▶ **Directions**: Collect all lines from the records below that include the word "protein".

##### Data for the task #####

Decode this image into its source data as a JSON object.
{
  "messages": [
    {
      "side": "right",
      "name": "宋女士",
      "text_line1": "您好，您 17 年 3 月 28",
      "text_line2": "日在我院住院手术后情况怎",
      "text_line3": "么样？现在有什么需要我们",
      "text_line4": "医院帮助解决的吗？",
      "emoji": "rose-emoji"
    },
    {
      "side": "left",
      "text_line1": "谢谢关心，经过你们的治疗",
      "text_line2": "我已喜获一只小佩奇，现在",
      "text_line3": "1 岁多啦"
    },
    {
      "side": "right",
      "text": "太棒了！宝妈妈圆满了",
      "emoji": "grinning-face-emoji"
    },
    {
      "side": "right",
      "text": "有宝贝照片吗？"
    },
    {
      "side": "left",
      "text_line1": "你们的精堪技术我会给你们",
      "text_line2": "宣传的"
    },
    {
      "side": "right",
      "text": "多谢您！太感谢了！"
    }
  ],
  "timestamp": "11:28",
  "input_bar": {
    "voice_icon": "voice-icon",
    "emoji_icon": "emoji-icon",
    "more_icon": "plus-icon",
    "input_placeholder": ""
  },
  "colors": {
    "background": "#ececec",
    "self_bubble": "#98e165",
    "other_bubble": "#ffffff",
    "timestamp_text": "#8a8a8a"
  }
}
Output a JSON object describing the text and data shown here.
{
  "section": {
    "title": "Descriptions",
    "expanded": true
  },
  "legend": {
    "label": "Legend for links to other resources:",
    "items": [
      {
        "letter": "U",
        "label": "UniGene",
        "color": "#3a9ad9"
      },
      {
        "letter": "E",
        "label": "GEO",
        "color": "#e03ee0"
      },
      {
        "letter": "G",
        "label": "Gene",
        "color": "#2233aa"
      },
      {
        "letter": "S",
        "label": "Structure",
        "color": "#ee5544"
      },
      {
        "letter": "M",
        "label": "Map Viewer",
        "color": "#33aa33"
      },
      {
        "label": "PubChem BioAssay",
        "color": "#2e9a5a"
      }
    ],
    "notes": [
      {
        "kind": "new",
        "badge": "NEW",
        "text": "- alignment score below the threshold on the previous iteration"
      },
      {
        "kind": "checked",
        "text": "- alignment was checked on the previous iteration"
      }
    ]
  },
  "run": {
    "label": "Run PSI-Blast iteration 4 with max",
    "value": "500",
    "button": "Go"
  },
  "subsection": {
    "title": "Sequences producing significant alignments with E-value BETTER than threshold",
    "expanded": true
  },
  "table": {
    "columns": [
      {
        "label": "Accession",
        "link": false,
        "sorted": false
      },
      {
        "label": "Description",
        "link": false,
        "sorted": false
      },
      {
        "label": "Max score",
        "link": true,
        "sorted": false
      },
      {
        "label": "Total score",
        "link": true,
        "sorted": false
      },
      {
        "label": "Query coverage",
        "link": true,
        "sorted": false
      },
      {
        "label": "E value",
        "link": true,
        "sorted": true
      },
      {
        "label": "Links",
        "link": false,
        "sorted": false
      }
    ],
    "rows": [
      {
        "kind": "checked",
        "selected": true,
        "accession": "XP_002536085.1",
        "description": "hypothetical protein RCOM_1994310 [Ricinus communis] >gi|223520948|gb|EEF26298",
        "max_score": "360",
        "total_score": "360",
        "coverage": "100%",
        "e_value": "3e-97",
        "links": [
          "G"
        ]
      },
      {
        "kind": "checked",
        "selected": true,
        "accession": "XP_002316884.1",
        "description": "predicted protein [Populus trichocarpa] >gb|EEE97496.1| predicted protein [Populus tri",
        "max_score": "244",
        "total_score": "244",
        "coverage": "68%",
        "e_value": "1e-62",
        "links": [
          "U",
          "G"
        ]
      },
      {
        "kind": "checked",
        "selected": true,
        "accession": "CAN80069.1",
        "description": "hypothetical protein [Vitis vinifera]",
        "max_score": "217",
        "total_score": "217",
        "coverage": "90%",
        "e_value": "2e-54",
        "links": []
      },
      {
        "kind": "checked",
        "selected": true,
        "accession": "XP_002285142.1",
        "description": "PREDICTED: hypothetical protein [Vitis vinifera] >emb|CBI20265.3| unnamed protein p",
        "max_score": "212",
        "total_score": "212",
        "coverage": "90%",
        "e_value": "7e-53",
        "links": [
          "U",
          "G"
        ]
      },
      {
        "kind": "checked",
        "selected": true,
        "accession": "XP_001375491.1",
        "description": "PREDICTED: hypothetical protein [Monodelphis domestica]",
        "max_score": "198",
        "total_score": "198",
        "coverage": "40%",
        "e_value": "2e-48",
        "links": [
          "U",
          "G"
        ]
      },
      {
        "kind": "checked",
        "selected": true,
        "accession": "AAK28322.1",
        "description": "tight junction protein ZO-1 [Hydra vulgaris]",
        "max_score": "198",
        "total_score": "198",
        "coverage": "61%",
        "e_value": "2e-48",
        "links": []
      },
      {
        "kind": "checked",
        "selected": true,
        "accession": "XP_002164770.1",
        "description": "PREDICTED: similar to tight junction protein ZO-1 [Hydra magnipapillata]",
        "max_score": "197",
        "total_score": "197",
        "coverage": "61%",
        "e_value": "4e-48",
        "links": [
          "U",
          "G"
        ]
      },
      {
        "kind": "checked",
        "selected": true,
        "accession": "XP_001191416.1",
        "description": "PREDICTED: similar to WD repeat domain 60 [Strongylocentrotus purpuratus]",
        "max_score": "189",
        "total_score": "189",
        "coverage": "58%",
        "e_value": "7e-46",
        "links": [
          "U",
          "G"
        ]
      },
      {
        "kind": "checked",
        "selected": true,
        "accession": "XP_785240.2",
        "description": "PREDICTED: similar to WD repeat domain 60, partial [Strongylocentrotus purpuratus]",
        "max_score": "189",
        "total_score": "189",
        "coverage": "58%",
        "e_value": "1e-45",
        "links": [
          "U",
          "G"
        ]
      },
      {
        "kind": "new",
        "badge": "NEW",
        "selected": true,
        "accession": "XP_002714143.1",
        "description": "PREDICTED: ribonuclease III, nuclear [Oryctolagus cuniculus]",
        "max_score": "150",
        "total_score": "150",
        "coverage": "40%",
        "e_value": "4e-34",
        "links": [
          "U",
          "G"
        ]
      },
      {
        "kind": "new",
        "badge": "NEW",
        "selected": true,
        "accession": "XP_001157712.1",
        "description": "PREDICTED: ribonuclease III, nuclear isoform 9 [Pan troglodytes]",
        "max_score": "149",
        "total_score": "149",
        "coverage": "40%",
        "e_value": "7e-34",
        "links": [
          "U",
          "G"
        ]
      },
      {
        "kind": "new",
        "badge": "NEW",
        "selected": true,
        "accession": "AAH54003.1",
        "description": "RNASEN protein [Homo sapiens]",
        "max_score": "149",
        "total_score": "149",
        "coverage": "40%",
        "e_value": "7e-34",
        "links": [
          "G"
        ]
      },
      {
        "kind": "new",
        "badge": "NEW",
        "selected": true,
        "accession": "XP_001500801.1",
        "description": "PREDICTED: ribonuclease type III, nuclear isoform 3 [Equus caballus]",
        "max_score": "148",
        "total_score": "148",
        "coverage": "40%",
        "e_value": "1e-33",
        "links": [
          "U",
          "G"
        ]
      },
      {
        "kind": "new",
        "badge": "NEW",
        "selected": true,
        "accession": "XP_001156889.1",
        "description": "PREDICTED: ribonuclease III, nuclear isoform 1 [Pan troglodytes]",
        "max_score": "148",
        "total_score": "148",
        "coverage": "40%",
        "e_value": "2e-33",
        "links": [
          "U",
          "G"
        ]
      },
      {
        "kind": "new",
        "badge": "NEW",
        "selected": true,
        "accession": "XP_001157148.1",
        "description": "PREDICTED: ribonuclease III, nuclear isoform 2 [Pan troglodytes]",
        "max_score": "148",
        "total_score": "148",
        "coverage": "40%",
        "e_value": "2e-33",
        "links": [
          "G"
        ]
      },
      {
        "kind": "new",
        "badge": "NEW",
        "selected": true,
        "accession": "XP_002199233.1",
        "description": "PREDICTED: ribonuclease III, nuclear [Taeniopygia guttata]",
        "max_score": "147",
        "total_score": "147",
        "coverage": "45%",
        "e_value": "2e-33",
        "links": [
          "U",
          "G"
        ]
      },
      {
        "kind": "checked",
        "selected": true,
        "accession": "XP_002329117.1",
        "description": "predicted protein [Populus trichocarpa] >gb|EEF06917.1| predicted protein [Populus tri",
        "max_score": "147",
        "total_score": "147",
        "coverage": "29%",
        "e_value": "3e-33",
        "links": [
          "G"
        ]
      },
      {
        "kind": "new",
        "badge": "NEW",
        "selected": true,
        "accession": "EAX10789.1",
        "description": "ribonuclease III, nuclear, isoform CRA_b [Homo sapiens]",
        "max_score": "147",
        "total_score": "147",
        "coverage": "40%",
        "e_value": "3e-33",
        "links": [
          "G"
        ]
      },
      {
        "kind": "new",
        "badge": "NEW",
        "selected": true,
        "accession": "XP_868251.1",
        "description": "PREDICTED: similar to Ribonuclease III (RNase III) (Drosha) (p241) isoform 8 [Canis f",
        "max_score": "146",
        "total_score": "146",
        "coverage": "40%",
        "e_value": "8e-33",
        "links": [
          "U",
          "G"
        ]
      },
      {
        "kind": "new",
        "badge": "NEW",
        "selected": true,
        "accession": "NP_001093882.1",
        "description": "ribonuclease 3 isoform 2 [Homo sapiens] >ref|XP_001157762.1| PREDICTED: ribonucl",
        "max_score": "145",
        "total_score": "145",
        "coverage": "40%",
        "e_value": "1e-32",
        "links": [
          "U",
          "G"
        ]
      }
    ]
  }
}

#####

▶ **Solution to this problem**:
        "description": "hypothetical protein RCOM_1994310 [Ricinus communis] >gi|223520948|gb|EEF26298",
        "description": "predicted protein [Populus trichocarpa] >gb|EEE97496.1| predicted protein [Populus tri",
        "description": "hypothetical protein [Vitis vinifera]",
        "description": "PREDICTED: hypothetical protein [Vitis vinifera] >emb|CBI20265.3| unnamed protein p",
        "description": "PREDICTED: hypothetical protein [Monodelphis domestica]",
        "description": "tight junction protein ZO-1 [Hydra vulgaris]",
        "description": "PREDICTED: similar to tight junction protein ZO-1 [Hydra magnipapillata]",
        "description": "RNASEN protein [Homo sapiens]",
        "description": "predicted protein [Populus trichocarpa] >gb|EEF06917.1| predicted protein [Populus tri",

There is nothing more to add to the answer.